Monday, July 03, 2006

What Makes a Masterpiece?

monalisa miro

When teaching our children to look at and appreciate fine art, I caution mothers to be careful in their choices. Just because a particular painting is popular today, does not mean it is worthy of our attention. I appreciate Charlotte Mason’s definition of a true work of art:

“Art is great only in proportion to the greatness of the idea that it expresses; while what we ask of the execution, the technique, is that it shall be adequate to the inspiring idea.”

I teach my children the three main ingredients necessary for great art:

It must be a thing of beauty
It must require great skill
It must express a worthy idea

There are only so many artists that we will have time to explore. My husband and I have chosen to focus our picture study only on artists that meet these timeless standards. During the high school years, we delve more deeply into the artists’ worldviews and examine the more controversial art forms of modern art, but in the early years, our goal is to develop a keen eye that appreciates a true work of art. If you would like to eavesdrop on a very interesting discussion concerning the question of qualifications for a work of art, The Common Room is the place to visit.

1 comment:
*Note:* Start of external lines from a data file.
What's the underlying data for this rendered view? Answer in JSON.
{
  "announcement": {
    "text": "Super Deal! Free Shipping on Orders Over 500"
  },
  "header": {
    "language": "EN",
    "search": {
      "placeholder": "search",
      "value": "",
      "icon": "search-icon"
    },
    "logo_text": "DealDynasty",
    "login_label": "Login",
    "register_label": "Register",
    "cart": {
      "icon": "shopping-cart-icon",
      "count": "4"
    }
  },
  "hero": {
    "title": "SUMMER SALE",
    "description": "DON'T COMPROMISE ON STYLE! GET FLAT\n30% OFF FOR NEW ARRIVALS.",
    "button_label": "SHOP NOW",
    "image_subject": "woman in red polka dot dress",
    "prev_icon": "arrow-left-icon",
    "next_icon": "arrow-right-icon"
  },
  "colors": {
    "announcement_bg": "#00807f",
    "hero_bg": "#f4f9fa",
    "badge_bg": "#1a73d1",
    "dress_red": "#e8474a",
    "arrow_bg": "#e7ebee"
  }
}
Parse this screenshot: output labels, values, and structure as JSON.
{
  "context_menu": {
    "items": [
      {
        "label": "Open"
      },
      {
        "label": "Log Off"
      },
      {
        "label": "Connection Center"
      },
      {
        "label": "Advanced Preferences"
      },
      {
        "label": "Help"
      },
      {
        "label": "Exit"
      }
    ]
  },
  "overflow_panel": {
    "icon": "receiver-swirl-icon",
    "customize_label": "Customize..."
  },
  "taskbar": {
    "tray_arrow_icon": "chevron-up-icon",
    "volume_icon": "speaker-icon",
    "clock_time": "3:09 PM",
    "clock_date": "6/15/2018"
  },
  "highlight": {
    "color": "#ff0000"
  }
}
  1. Thanks so much for this insight. Please don't let anyone tell you that such terrible art as is foisted upon us all around, is beautiful and that we just don't "understand" it because we aren't educated enough! True art draws you in, with all your senses. I know of paintings that make me almost smell the scent of the flowers in them. I've seen paintings that make me smile. While someone has to "explain" some of the bad art and try to talk you into liking it, good art needs no persuasion! You just naturally like it!